## Provided data
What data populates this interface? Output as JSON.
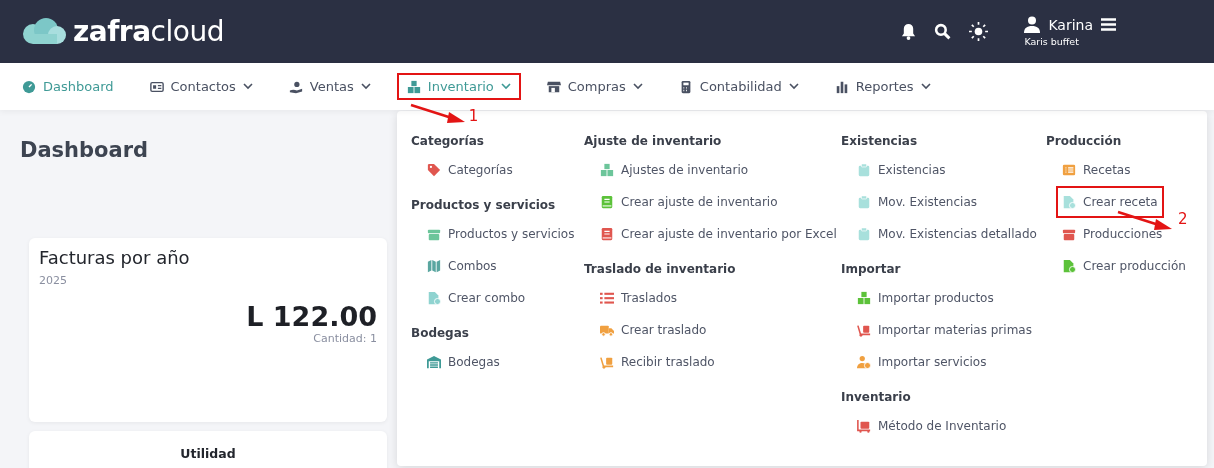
{
  "header": {
    "logo": {
      "bold": "zafra",
      "light": "cloud"
    },
    "user": {
      "name": "Karina",
      "company": "Karis buffet"
    }
  },
  "nav": [
    {
      "label": "Dashboard",
      "kind": "link",
      "selected": true
    },
    {
      "label": "Contactos",
      "kind": "dropdown",
      "selected": false
    },
    {
      "label": "Ventas",
      "kind": "dropdown",
      "selected": false
    },
    {
      "label": "Inventario",
      "kind": "dropdown",
      "selected": true,
      "annotation": "1"
    },
    {
      "label": "Compras",
      "kind": "dropdown",
      "selected": false
    },
    {
      "label": "Contabilidad",
      "kind": "dropdown",
      "selected": false
    },
    {
      "label": "Reportes",
      "kind": "dropdown",
      "selected": false
    }
  ],
  "mega_menu": {
    "columns": [
      {
        "sections": [
          {
            "title": "Categorías",
            "items": [
              {
                "label": "Categorías",
                "color": "#e0564f"
              }
            ]
          },
          {
            "title": "Productos y servicios",
            "items": [
              {
                "label": "Productos y servicios",
                "color": "#6cc59a"
              },
              {
                "label": "Combos",
                "color": "#5aa6a0"
              },
              {
                "label": "Crear combo",
                "color": "#8fd3d0"
              }
            ]
          },
          {
            "title": "Bodegas",
            "items": [
              {
                "label": "Bodegas",
                "color": "#3f9a96"
              }
            ]
          }
        ]
      },
      {
        "sections": [
          {
            "title": "Ajuste de inventario",
            "items": [
              {
                "label": "Ajustes de inventario",
                "color": "#6cc59a"
              },
              {
                "label": "Crear ajuste de inventario",
                "color": "#5cc23a"
              },
              {
                "label": "Crear ajuste de inventario por Excel",
                "color": "#e0564f"
              }
            ]
          },
          {
            "title": "Traslado de inventario",
            "items": [
              {
                "label": "Traslados",
                "color": "#e0564f"
              },
              {
                "label": "Crear traslado",
                "color": "#f0a040"
              },
              {
                "label": "Recibir traslado",
                "color": "#f0a040"
              }
            ]
          }
        ]
      },
      {
        "sections": [
          {
            "title": "Existencias",
            "items": [
              {
                "label": "Existencias",
                "color": "#a8e0dc"
              },
              {
                "label": "Mov. Existencias",
                "color": "#a8e0dc"
              },
              {
                "label": "Mov. Existencias detallado",
                "color": "#a8e0dc"
              }
            ]
          },
          {
            "title": "Importar",
            "items": [
              {
                "label": "Importar productos",
                "color": "#5cc23a"
              },
              {
                "label": "Importar materias primas",
                "color": "#e0564f"
              },
              {
                "label": "Importar servicios",
                "color": "#f0a040"
              }
            ]
          },
          {
            "title": "Inventario",
            "items": [
              {
                "label": "Método de Inventario",
                "color": "#e0564f"
              }
            ]
          }
        ]
      },
      {
        "sections": [
          {
            "title": "Producción",
            "items": [
              {
                "label": "Recetas",
                "color": "#f0a040"
              },
              {
                "label": "Crear receta",
                "color": "#a8e0dc",
                "annotation": "2"
              },
              {
                "label": "Producciones",
                "color": "#e0564f"
              },
              {
                "label": "Crear producción",
                "color": "#5cc23a"
              }
            ]
          }
        ]
      }
    ]
  },
  "page_title": "Dashboard",
  "cards": [
    {
      "kind": "stat",
      "title": "Facturas por año",
      "subtitle": "2025",
      "amount": "L 122.00",
      "caption": "Cantidad: 1"
    },
    {
      "kind": "heading",
      "title": "Utilidad"
    }
  ]
}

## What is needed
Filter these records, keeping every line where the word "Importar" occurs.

## Solution to the problem
            "title": "Importar",
                "label": "Importar productos",
                "label": "Importar materias primas",
                "label": "Importar servicios",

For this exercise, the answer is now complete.